Amnesty International reported (24 June) that a boat carrying 94 Rohingya refugees was stranded in waters just off Aceh. In a statement, the rights group urged the Indonesian authorities to ensure the group’s rescue, disembarkation, and protection. As the Executive Director of Amnesty International Indonesia said, “In the time of COVID-19, we urge all countries in the region to ensure the wellbeing of refugees and not to send them back to the sea. Under international law, all countries have the obligation to protect and rescue people at risk of serious harm.” However, the Indonesian government stated that the group would be pushed back once their broken vessel is fixed. In videos shared by the Asia Pacific Refugee RIghts Network (APRRN), locals can be seen demonstrating, urging the Indonesian government to alter its policy and allow the stranded women, children, and men to disembark. Reports subsequently suggested that the local community had helped the group of refugees to land. (Numerous other countries in the Asia-Pacific region have refused to rescue Rohingya boats during the pandemic, including Malaysia and Thailand. See our updates on this platform)
Although Indonesia recognised refugees and asylum seekers as a vulnerable group during the pandemic, authorities have reportedly not conducted any practical actions to protect such communities. According to ARPPN, refugees have not been provided with protective equipment such as masks and hand sanitiser, despite many continuing to live in overcrowded and cramped apartments (see 4 April update). Information about the virus was also not delivered to refugees by the government in a language they could understand—authorities have instead relied upon NGOs to translate and relay crucial health information during the crisis.

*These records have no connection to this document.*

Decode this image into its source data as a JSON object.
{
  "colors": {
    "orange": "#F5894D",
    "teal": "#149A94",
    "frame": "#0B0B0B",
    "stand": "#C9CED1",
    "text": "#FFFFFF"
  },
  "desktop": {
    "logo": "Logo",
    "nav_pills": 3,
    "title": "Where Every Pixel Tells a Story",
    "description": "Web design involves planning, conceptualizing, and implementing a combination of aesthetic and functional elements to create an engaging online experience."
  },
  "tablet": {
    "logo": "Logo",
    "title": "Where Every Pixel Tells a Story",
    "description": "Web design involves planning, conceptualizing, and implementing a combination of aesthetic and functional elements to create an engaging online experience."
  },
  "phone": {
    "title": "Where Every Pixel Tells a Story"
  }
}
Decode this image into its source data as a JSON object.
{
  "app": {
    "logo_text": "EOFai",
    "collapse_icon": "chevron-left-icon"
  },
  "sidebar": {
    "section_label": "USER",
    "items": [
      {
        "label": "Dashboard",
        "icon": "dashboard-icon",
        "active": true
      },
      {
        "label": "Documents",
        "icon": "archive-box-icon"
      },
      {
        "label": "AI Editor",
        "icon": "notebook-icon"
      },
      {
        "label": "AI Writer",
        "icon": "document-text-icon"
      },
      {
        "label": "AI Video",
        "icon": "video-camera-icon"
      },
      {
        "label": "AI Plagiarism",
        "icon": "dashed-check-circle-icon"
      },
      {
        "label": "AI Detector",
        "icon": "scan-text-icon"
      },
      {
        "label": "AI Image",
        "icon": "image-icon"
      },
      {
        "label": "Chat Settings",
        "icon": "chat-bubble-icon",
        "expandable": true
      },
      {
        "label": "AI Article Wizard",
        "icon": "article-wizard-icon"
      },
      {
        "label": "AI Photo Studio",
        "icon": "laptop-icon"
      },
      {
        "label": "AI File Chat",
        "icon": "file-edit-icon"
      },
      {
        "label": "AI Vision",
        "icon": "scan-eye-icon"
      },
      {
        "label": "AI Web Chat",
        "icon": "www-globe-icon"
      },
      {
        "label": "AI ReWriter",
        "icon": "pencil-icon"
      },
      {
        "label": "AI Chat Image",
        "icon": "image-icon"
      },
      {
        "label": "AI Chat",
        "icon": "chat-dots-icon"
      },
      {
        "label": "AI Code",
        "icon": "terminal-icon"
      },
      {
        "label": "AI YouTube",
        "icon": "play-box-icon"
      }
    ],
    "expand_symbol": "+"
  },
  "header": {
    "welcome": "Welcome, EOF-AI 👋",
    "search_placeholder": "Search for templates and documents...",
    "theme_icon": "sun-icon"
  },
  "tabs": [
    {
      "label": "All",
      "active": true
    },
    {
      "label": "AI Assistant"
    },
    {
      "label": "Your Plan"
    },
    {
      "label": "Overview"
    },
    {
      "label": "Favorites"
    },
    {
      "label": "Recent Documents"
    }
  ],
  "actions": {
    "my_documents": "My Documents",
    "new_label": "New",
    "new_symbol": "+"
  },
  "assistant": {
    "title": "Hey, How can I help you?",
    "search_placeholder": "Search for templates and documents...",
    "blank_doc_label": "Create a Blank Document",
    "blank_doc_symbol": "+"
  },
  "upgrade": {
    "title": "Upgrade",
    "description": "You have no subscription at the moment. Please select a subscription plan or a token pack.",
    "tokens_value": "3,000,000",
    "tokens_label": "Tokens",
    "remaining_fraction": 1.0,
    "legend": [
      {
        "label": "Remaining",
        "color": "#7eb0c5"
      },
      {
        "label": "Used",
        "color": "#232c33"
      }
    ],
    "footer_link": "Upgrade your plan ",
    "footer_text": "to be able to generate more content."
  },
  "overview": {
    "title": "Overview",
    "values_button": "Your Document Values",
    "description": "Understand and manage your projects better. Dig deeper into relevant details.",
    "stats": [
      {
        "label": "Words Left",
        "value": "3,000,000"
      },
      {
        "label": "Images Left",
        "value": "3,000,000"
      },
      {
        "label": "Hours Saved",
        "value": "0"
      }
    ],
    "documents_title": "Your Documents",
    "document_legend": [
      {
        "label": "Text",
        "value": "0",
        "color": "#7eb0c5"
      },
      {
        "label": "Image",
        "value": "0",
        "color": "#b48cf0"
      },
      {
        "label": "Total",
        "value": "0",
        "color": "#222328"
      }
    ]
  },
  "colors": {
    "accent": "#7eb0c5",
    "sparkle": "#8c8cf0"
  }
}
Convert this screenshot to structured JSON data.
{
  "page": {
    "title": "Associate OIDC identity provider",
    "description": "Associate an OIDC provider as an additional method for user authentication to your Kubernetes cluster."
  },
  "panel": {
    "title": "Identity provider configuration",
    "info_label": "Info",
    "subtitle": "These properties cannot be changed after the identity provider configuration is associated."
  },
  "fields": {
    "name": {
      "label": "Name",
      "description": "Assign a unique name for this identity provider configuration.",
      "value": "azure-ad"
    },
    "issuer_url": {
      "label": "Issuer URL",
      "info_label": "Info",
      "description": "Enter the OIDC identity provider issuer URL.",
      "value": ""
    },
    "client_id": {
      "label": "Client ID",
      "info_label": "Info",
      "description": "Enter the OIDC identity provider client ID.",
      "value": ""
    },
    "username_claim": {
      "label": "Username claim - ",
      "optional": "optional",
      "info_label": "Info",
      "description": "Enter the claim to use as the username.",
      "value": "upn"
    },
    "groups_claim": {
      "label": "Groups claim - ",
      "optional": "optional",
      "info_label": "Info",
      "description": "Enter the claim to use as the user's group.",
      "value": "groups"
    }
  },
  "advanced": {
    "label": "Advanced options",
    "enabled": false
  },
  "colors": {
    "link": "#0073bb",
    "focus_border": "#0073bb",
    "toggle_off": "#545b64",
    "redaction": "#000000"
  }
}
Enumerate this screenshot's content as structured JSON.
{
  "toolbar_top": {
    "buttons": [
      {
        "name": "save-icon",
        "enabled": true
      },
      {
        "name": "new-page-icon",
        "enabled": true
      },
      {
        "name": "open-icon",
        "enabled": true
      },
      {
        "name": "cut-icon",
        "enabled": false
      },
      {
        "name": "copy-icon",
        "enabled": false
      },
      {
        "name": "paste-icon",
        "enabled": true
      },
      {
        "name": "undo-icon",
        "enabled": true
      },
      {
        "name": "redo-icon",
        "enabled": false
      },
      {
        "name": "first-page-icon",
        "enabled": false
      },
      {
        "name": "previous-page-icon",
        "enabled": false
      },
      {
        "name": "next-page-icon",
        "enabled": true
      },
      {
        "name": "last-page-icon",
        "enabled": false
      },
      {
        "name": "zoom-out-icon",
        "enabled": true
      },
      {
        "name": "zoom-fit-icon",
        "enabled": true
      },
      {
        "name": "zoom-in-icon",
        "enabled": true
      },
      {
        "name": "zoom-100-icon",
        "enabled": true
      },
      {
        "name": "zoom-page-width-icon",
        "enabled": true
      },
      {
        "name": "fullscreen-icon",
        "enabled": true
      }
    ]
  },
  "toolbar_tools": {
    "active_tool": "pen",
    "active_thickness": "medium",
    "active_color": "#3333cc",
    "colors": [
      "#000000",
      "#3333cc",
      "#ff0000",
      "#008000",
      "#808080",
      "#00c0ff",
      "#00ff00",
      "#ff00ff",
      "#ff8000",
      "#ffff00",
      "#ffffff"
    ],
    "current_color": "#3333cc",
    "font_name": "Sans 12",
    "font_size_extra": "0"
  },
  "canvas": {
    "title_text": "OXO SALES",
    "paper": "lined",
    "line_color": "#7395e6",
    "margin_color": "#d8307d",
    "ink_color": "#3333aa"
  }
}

Undocumented migrants, meanwhile, many of whom have previously faced rejections from hospitals, remain unwilling to access treatment and testing. While the IOM provides some healthcare to non-nationals, this is limited to emergency care only.
Ahead of World Refugee Day on 20 June, activists called on the government to do more to uphold the rights of refugees in the country—particularly given the limited attention that authorities provided to them in their response to the pandemic. Although the country has not signed the 1951 Refugee Convention, according to UNHCR, some 13,534 refugees were registered in the country in May 2020.
- Amnesty International, “Rescue Rohingya Refugees Adrift Near Aceh Province,” 24 June 2020, https://www.amnesty.id/rescue-rohingya-refugees-adrift-near-aceh-province/
- Asia Pacific Refugee Rights Network, “Twitter,” 25 June 2020, https://twitter.com/APRRN_/status/1276061913135239168
- The Jakarta Post, “Amnesty Urges Indonesia to Protect Rohingya Stranded in Aceh Waters,” 25 June 2020, https://www.thejakartapost.com/news/2020/06/25/amnesty-urges-indonesia-to-protect-rohingya-stranded-in-aceh-waters.html
- Asia Pacific Refugee Rights Network, “Indonesia: Lack of Access to Healthcare for Refugees and Barriers to Providing Legal Aid,” 17 June 2020, http://aprrn.info/indonesia-lack-of-access-to-healthcare-for-refugees-and-barriers-to-providing-legal-aid/
- Asia Pacific Refugee Rights Network, “Indonesia: Activisits Call Attention to Stronger Refugee Protection in the National Covid-19 Response Under World Refugee Day Discussions,” 22 June 2020, http://aprrn.info/indonesia-activists-call-attention-to-stronger-refugee-protection-in-the-national-covi-19-response-under-world-refugee-day-discussions/
- J. Joniad, “Across Indonesia, Latest Covid-19 Surge Adds to Woes of Refugees in Limbo,” Southeast Asia Globe, 31 May 2020, https://southeastasiaglobe.com/refugees-covid-19-indonesia/
- A Fishing Boat Carrying Dozens of Rohingya Refugees is Rescued in the Waters of North Aceh on 24 June 2020, (Nova Wahyudi, Antara, “Amnesty Urges Indonesia to Protect Rohingya Stranded in Aceh Waters,” The Jakarta Post, 25 June 2020, https://www.thejakartapost.com/news/2020/06/25/amnesty-urges-indonesia-to-protect-rohingya-stranded-in-aceh-waters.html)